YOUR TASK
Find the word "case" in the records and copy every line where it occurs.

[Element data from apps and pages]
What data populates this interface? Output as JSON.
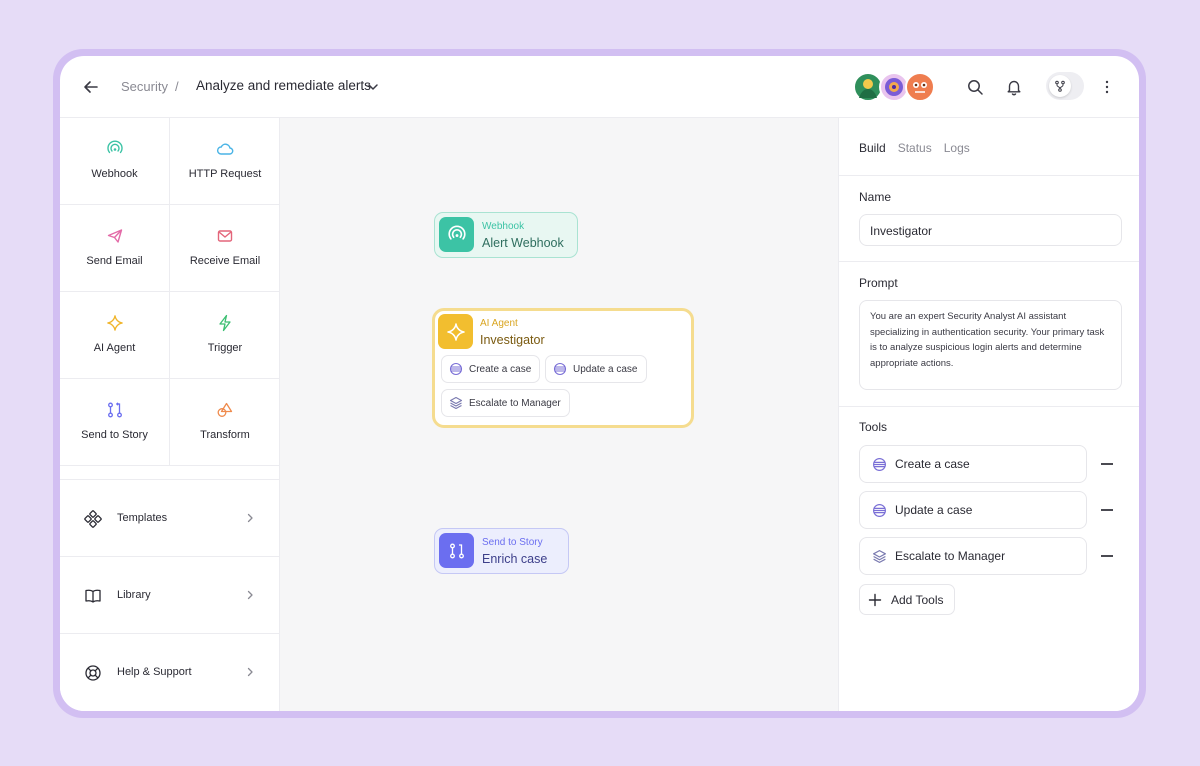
{
  "header": {
    "breadcrumb_parent": "Security",
    "breadcrumb_sep": "/",
    "story_title": "Analyze and remediate alerts"
  },
  "actions": [
    {
      "label": "Webhook",
      "icon": "webhook-icon",
      "color": "#3cc3a5"
    },
    {
      "label": "HTTP Request",
      "icon": "cloud-icon",
      "color": "#4ab4e6"
    },
    {
      "label": "Send Email",
      "icon": "send-icon",
      "color": "#e36aa7"
    },
    {
      "label": "Receive Email",
      "icon": "mail-icon",
      "color": "#e3657a"
    },
    {
      "label": "AI Agent",
      "icon": "sparkle-icon",
      "color": "#f0b429"
    },
    {
      "label": "Trigger",
      "icon": "bolt-icon",
      "color": "#3cbf72"
    },
    {
      "label": "Send to Story",
      "icon": "story-icon",
      "color": "#6b6ef0"
    },
    {
      "label": "Transform",
      "icon": "transform-icon",
      "color": "#ef8a4c"
    }
  ],
  "menu": [
    {
      "label": "Templates",
      "icon": "templates-icon"
    },
    {
      "label": "Library",
      "icon": "book-icon"
    },
    {
      "label": "Help & Support",
      "icon": "lifebuoy-icon"
    }
  ],
  "canvas": {
    "webhook_node": {
      "type": "Webhook",
      "name": "Alert Webhook"
    },
    "agent_node": {
      "type": "AI Agent",
      "name": "Investigator",
      "chips": [
        "Create a case",
        "Update a case",
        "Escalate to Manager"
      ]
    },
    "story_node": {
      "type": "Send to Story",
      "name": "Enrich case"
    }
  },
  "panel": {
    "tabs": [
      "Build",
      "Status",
      "Logs"
    ],
    "active_tab": "Build",
    "name_label": "Name",
    "name_value": "Investigator",
    "prompt_label": "Prompt",
    "prompt_value": "You are an expert Security Analyst AI assistant specializing in authentication security. Your primary task is to analyze suspicious login alerts and determine appropriate actions.",
    "tools_label": "Tools",
    "tools": [
      "Create a case",
      "Update a case",
      "Escalate to Manager"
    ],
    "add_tools_label": "Add Tools"
  },
  "colors": {
    "accent_teal": "#3cc3a5",
    "accent_yellow": "#f2be2f",
    "accent_blue": "#6b6ef0",
    "background": "#e6dcf7"
  }
}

RESULT OF THIS TASK
        "Create a case",
        "Update a case",
      "name": "Enrich case"
      "Create a case",
      "Update a case",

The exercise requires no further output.